Second, Jaster said the company also has plans to commercialize crowdsourcing of cyber analysis. Participating analysts would benefit both by having access to real data that has been anonymized and that they can earn income from.

“What we are proposing,” Jaster said, “is to be the first on-demand incident response service out there.”

Posted by Patrick Marshall on Feb 08, 2018 at 2:36 PM0 comments


lock with bullet hole (wk1003mike/Shutterstock.com)

New breach, same lessons

The story of recent breaches at the credit-rating agency Equifax, which may have involved the personal details of nearly 150 million people, has probably just begun, given the confusion that still surrounds events. But it’s brought the security of open source software to the fore yet again, and highlighted the ongoing struggle organizations still have with cybersecurity.

So far there’s no indication of how many U.S. government organizations may have been affected by the software bug that apparently led to the Equifax mess. However, it’s already been compared to some of the most damaging breaches in recent years, such as those at Sony and Target and at the Office of Personnel Management in 2015 that could have leaked sensitive details of over 20 million U.S. government employees.

It also brings up elements of the debate that resulted from the 2014 Heartbleed bug that was related to a vulnerability in OpenSSL software. That discovery launched a back-and-forth argument about the inherent security of open source software and how much responsibility organizations should bear for the security of applications that used it.

The Equifax breach was blamed on a vulnerability in the Apache Software Foundation’s Struts version 2, an open source framework for building Java web applications. There have been a number of announcements of Struts vulnerabilities over the past few months, the most recent issued by the Center for Internet Security on Sept. 15.

Depending on the privileges associated with the application, according to CIS, an attacker could “install programs; view, change, or delete data; or create new accounts with full user rights.” It put the risk for medium and large government enterprises at high.

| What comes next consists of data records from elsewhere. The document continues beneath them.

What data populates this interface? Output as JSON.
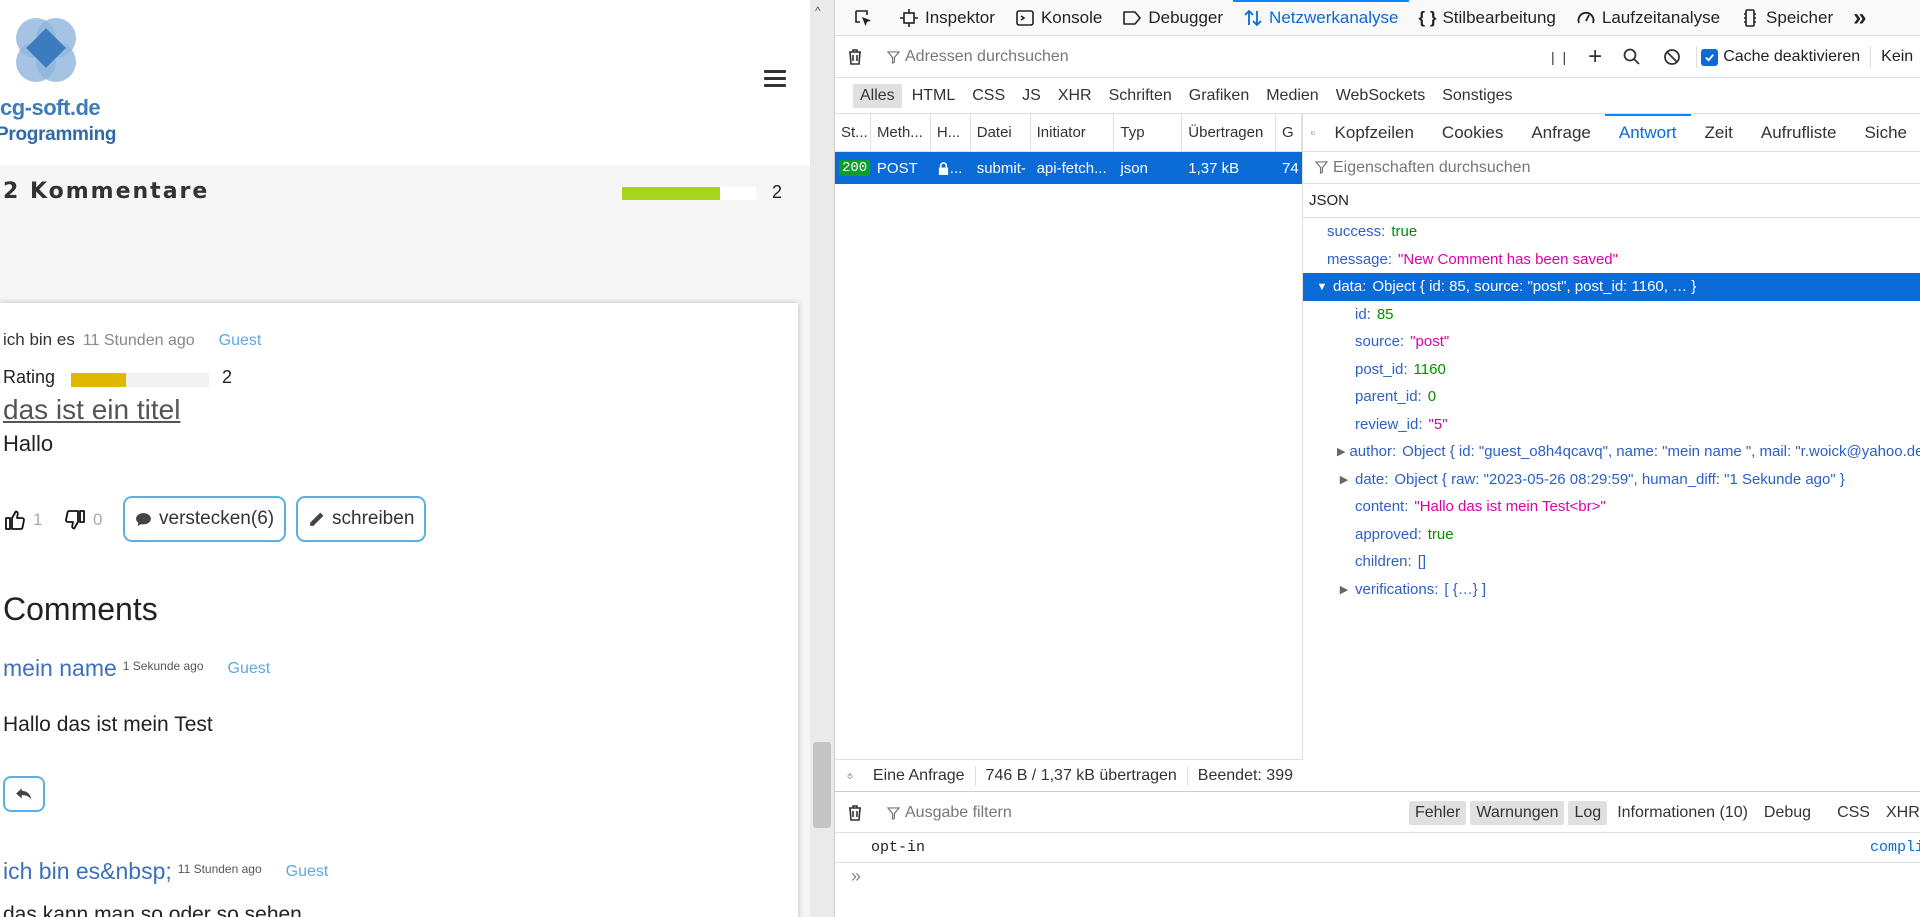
{
  "site": {
    "logo_text": "cg-soft.de",
    "logo_sub": "Programming",
    "comments_title": "2 Kommentare",
    "comments_count": "2",
    "comments_bar_fill": 0.73
  },
  "review": {
    "author": "ich bin es",
    "time": "11 Stunden ago",
    "role": "Guest",
    "rating_label": "Rating",
    "rating_value": "2",
    "rating_fill": 0.4,
    "title": "das ist ein titel",
    "body": "Hallo",
    "likes": "1",
    "dislikes": "0",
    "hide_button": "verstecken(6)",
    "write_button": "schreiben"
  },
  "comments": {
    "heading": "Comments",
    "items": [
      {
        "author": "mein name",
        "time": "1 Sekunde ago",
        "role": "Guest",
        "text": "Hallo das ist mein Test"
      },
      {
        "author": "ich bin es&nbsp;",
        "time": "11 Stunden ago",
        "role": "Guest",
        "text": "das kann man so oder so sehen"
      }
    ]
  },
  "devtools": {
    "tabs": [
      "Inspektor",
      "Konsole",
      "Debugger",
      "Netzwerkanalyse",
      "Stilbearbeitung",
      "Laufzeitanalyse",
      "Speicher"
    ],
    "active_tab": "Netzwerkanalyse",
    "url_filter_placeholder": "Adressen durchsuchen",
    "pause_label": "| |",
    "cache_disable": "Cache deaktivieren",
    "throttle": "Kein",
    "type_filters": [
      "Alles",
      "HTML",
      "CSS",
      "JS",
      "XHR",
      "Schriften",
      "Grafiken",
      "Medien",
      "WebSockets",
      "Sonstiges"
    ],
    "columns": [
      "St...",
      "Meth...",
      "H...",
      "Datei",
      "Initiator",
      "Typ",
      "Übertragen",
      "G"
    ],
    "request": {
      "status": "200",
      "method": "POST",
      "host": "...",
      "file": "submit-",
      "initiator": "api-fetch...",
      "type": "json",
      "transferred": "1,37 kB",
      "size": "74"
    },
    "detail_tabs": [
      "Kopfzeilen",
      "Cookies",
      "Anfrage",
      "Antwort",
      "Zeit",
      "Aufrufliste",
      "Siche"
    ],
    "active_detail_tab": "Antwort",
    "prop_filter_placeholder": "Eigenschaften durchsuchen",
    "json_label": "JSON",
    "json": [
      {
        "key": "success:",
        "value": "true",
        "kind": "bool",
        "level": 0
      },
      {
        "key": "message:",
        "value": "\"New Comment has been saved\"",
        "kind": "str",
        "level": 0
      },
      {
        "key": "data:",
        "value": "Object { id: 85, source: \"post\", post_id: 1160, … }",
        "kind": "obj",
        "level": 0,
        "twisty": "open",
        "selected": true
      },
      {
        "key": "id:",
        "value": "85",
        "kind": "num",
        "level": 1
      },
      {
        "key": "source:",
        "value": "\"post\"",
        "kind": "str",
        "level": 1
      },
      {
        "key": "post_id:",
        "value": "1160",
        "kind": "num",
        "level": 1
      },
      {
        "key": "parent_id:",
        "value": "0",
        "kind": "num",
        "level": 1
      },
      {
        "key": "review_id:",
        "value": "\"5\"",
        "kind": "str",
        "level": 1
      },
      {
        "key": "author:",
        "value": "Object { id: \"guest_o8h4qcavq\", name: \"mein name \", mail: \"r.woick@yahoo.de\"",
        "kind": "obj",
        "level": 1,
        "twisty": "closed"
      },
      {
        "key": "date:",
        "value": "Object { raw: \"2023-05-26 08:29:59\", human_diff: \"1 Sekunde ago\" }",
        "kind": "obj",
        "level": 1,
        "twisty": "closed"
      },
      {
        "key": "content:",
        "value": "\"Hallo das ist mein Test<br>\"",
        "kind": "str",
        "level": 1
      },
      {
        "key": "approved:",
        "value": "true",
        "kind": "bool",
        "level": 1
      },
      {
        "key": "children:",
        "value": "[]",
        "kind": "obj",
        "level": 1
      },
      {
        "key": "verifications:",
        "value": "[ {…} ]",
        "kind": "obj",
        "level": 1,
        "twisty": "closed"
      }
    ],
    "status_bar": [
      "Eine Anfrage",
      "746 B / 1,37 kB übertragen",
      "Beendet: 399"
    ],
    "console_filter_placeholder": "Ausgabe filtern",
    "console_levels": [
      {
        "label": "Fehler",
        "on": true
      },
      {
        "label": "Warnungen",
        "on": true
      },
      {
        "label": "Log",
        "on": true
      },
      {
        "label": "Informationen (10)",
        "on": false
      },
      {
        "label": "Debug",
        "on": false
      },
      {
        "label": "CSS",
        "on": false
      },
      {
        "label": "XHR",
        "on": false
      }
    ],
    "console_message": "opt-in",
    "console_source": "compli",
    "console_prompt": "»"
  },
  "colors": {
    "accent": "#0a6ad6",
    "link": "#3e6fbb",
    "count_bar": "#a6d51a",
    "rating_bar": "#e0b800"
  }
}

It was an earlier vulnerability, publicly announced Sept. 4, that’s thought to have been the one that attackers exploited. However, the Apache Foundation itself said that, given that the security breach at Equifax was already detected on July 5, it’s more likely that an even older earlier announced vulnerability on an unpatched Equifax server, or a zero-day exploit of an at-the-time unknown vulnerability, was the culprit.

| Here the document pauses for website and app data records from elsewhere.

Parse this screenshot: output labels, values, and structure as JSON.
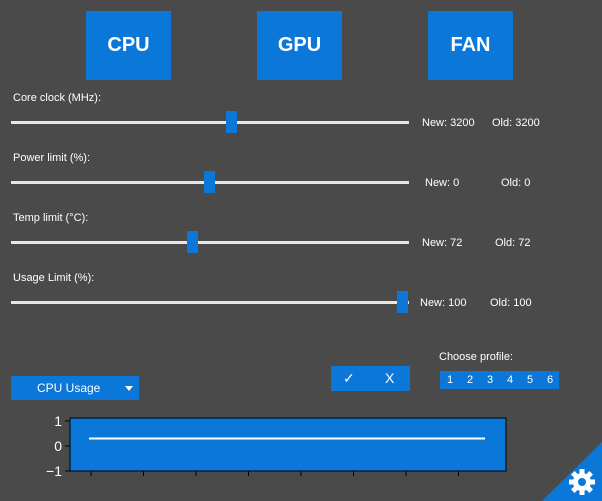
{
  "tabs": [
    "CPU",
    "GPU",
    "FAN"
  ],
  "sliders": [
    {
      "label": "Core clock (MHz):",
      "level": 0.55,
      "new": "New: 3200",
      "old": "Old: 3200"
    },
    {
      "label": "Power limit (%):",
      "level": 0.5,
      "new": "New: 0",
      "old": "Old: 0"
    },
    {
      "label": "Temp limit (°C):",
      "level": 0.45,
      "new": "New: 72",
      "old": "Old: 72"
    },
    {
      "label": "Usage Limit (%):",
      "level": 1.0,
      "new": "New: 100",
      "old": "Old: 100"
    }
  ],
  "dropdown": {
    "selected": "CPU Usage"
  },
  "actions": {
    "apply": "✓",
    "cancel": "X"
  },
  "profile": {
    "label": "Choose profile:",
    "options": [
      "1",
      "2",
      "3",
      "4",
      "5",
      "6"
    ]
  },
  "chart_data": {
    "type": "line",
    "yticks": [
      "1",
      "0",
      "−1"
    ],
    "ylim": [
      -1,
      1
    ],
    "series": [
      {
        "values": [
          0.3,
          0.3
        ]
      }
    ]
  },
  "colors": {
    "accent": "#0b78d9",
    "background": "#4a4a4a",
    "track": "#e6e6e6"
  },
  "icons": {
    "settings": "gear-icon"
  }
}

The timelines on this are confusing. There were detailed stories of attacks using a Struts 2 vulnerability as far back as March 2017, with attackers carrying out a series of probing acts and injecting malware into systems.

Back in the Heartbleed days, detractors claimed that open-source software was inherently insecure because developers just didn’t keep as close an eye on security issues and weren’t as systematic in finding potential holes in code as proprietary developers were. Proponents, on the other, said that open source was, in fact, inherently at least as secure as other software and that it was safe for government agencies to use.

It’s not an academic issue. Sonatype, for example, claims that some 80-90 percent of modern applications contain open source components and issued a recent report that said an “insatiable appetite for innovation” was fueling both the supply and demand of open source components.

The Apache Foundation made the case that its developers put a huge effort into both hardening its products and fixing problems as they become known. However, it said, since vulnerability detection and exploitation is now a professional business, “it is and always will be likely that attacks will occur even before we fully disclose the attack vectors.”

In other words, it’s up to organizations that use Struts, or any other open source product for that matter, to treat security just as they would for a proprietary product: assume there are flaws in the software, put security layers in place and look for any unusual access to public-facing web pages. It's critical that organizations  look for security patch releases and software updates and act on them immediately.

Sound advice for everyone. If only everyone followed it.

Posted by Brian Robinson on Sep 26, 2017 at 12:34 PM0 comments